- **Work instructions**: Find the lines of data that contain the string "server", then list them.

── Task material ──

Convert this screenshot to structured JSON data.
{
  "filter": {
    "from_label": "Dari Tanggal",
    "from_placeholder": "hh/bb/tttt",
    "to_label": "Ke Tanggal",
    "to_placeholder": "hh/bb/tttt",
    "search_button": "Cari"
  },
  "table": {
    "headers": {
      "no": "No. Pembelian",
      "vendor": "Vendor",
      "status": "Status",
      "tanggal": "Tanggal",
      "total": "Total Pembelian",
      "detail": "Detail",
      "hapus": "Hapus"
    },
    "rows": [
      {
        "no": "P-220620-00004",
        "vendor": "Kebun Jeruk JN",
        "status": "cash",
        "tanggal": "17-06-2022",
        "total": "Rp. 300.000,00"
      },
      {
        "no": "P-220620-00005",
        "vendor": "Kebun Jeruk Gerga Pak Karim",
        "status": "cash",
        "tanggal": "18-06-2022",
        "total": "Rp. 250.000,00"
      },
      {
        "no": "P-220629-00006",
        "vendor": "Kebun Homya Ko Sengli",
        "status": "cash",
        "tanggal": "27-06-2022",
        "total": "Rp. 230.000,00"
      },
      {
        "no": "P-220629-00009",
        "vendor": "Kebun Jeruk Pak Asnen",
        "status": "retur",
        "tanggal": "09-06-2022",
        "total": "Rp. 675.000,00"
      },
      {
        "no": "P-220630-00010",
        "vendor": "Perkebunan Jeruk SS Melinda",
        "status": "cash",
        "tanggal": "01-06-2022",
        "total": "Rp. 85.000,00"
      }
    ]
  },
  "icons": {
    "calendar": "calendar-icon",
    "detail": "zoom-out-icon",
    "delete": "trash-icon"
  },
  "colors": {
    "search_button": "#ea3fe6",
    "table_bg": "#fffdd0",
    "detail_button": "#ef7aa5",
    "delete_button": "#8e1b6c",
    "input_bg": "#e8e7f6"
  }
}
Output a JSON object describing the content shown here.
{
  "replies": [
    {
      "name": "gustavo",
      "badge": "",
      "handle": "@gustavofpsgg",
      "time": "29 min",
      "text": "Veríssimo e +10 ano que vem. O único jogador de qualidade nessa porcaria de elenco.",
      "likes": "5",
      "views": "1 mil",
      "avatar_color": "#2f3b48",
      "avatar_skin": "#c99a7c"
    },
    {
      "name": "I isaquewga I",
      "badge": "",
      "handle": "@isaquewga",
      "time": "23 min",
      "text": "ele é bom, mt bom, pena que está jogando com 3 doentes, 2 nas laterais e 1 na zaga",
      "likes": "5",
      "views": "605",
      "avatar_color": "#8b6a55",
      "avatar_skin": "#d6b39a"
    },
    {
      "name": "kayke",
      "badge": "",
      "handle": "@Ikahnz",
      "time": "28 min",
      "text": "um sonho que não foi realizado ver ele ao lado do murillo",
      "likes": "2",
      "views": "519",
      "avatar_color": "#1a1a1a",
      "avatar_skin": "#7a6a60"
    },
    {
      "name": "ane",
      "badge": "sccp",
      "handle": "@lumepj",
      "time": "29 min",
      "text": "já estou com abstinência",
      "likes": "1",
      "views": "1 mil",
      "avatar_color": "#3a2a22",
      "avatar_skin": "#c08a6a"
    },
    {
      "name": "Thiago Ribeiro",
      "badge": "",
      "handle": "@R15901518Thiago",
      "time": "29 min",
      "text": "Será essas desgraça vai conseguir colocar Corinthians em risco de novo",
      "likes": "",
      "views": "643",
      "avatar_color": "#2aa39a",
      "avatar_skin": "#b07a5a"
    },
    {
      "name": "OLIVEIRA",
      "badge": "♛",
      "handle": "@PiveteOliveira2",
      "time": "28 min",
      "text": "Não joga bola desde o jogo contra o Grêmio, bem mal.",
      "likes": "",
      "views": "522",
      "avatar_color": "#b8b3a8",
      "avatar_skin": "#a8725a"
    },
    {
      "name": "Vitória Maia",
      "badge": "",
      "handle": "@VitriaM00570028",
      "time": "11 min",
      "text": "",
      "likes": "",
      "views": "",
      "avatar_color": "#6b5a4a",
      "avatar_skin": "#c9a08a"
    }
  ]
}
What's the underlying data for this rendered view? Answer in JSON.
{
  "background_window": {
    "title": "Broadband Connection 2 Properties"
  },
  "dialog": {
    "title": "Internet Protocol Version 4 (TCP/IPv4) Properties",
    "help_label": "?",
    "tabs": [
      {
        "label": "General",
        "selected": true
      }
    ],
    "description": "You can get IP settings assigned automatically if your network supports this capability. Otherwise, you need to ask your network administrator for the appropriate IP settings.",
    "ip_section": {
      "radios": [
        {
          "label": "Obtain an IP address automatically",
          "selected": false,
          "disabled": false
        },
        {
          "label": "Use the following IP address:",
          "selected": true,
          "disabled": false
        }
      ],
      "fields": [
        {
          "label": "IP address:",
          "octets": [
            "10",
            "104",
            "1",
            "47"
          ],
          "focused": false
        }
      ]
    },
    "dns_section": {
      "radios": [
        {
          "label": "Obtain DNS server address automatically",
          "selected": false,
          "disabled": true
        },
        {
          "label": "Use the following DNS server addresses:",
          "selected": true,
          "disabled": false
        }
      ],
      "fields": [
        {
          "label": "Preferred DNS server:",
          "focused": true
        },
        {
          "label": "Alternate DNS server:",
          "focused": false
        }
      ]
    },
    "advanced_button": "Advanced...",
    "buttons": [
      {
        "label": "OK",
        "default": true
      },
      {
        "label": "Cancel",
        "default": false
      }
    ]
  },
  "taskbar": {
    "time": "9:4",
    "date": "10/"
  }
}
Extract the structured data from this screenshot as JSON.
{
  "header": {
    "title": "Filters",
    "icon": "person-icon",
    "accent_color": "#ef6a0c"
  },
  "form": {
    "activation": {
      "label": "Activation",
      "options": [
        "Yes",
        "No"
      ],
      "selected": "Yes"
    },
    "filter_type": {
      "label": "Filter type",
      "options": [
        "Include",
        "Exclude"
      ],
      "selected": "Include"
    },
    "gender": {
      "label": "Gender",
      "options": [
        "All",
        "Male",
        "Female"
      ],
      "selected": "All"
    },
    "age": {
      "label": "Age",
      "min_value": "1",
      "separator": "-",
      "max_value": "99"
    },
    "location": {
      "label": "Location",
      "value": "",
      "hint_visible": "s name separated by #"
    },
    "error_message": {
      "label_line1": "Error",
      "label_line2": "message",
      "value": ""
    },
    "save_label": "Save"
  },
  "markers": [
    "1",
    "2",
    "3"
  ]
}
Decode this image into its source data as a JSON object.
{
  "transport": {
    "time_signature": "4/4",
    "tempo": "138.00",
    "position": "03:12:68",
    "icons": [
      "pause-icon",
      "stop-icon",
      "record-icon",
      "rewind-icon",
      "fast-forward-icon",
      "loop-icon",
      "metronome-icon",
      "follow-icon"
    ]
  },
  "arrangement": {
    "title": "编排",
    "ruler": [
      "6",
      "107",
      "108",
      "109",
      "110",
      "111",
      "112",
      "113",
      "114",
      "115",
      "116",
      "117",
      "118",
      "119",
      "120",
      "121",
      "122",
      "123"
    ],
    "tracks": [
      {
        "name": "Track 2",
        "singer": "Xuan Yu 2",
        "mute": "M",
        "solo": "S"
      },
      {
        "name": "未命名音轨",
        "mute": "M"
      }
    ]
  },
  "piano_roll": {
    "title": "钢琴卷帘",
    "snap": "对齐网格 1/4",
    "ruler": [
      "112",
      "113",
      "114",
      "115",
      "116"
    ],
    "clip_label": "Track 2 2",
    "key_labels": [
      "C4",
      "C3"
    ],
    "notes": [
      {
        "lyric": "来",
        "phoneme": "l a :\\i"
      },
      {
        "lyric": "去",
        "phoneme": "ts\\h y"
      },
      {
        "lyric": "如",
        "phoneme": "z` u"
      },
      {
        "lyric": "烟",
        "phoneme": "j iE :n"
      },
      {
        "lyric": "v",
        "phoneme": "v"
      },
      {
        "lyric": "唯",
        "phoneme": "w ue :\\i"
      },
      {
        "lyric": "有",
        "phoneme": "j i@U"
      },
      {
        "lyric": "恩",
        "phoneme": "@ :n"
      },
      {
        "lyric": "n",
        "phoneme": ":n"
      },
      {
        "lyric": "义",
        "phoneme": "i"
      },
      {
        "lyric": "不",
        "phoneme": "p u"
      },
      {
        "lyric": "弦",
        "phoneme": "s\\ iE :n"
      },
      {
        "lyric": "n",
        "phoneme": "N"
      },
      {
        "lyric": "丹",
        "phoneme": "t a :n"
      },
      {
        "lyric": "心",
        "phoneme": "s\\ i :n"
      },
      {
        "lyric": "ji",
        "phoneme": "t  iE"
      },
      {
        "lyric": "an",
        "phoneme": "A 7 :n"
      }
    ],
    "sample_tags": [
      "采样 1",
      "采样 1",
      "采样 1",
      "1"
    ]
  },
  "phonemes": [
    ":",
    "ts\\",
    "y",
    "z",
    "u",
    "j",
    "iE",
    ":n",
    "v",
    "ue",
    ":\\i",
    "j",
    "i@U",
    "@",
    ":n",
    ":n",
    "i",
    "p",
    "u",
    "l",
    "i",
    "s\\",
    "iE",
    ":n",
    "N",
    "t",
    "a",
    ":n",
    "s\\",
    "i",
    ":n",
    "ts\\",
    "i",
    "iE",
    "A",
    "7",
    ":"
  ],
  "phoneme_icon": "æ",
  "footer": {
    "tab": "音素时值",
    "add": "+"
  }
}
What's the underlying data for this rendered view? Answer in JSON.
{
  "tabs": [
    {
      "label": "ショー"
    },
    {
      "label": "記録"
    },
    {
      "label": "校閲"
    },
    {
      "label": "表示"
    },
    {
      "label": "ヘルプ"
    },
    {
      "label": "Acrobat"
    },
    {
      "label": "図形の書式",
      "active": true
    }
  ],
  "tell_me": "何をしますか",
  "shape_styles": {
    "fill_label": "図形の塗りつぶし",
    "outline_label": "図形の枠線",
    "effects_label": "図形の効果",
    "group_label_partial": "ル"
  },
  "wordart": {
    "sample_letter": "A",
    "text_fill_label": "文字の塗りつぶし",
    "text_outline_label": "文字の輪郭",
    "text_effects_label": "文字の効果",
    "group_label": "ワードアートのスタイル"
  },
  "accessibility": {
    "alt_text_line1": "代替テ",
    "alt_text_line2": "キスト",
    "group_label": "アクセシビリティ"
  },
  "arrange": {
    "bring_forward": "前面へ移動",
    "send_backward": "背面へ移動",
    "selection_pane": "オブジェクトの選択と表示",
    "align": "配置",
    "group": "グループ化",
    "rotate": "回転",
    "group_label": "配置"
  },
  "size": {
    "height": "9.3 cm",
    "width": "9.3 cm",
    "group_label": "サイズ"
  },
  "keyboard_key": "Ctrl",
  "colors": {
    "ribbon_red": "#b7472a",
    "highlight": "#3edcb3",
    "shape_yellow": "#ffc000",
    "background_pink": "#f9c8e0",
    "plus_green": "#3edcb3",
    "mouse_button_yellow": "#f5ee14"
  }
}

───

- **Exercise solution**:
          "label": "Obtain DNS server address automatically",
          "label": "Use the following DNS server addresses:",
          "label": "Preferred DNS server:",
          "label": "Alternate DNS server:",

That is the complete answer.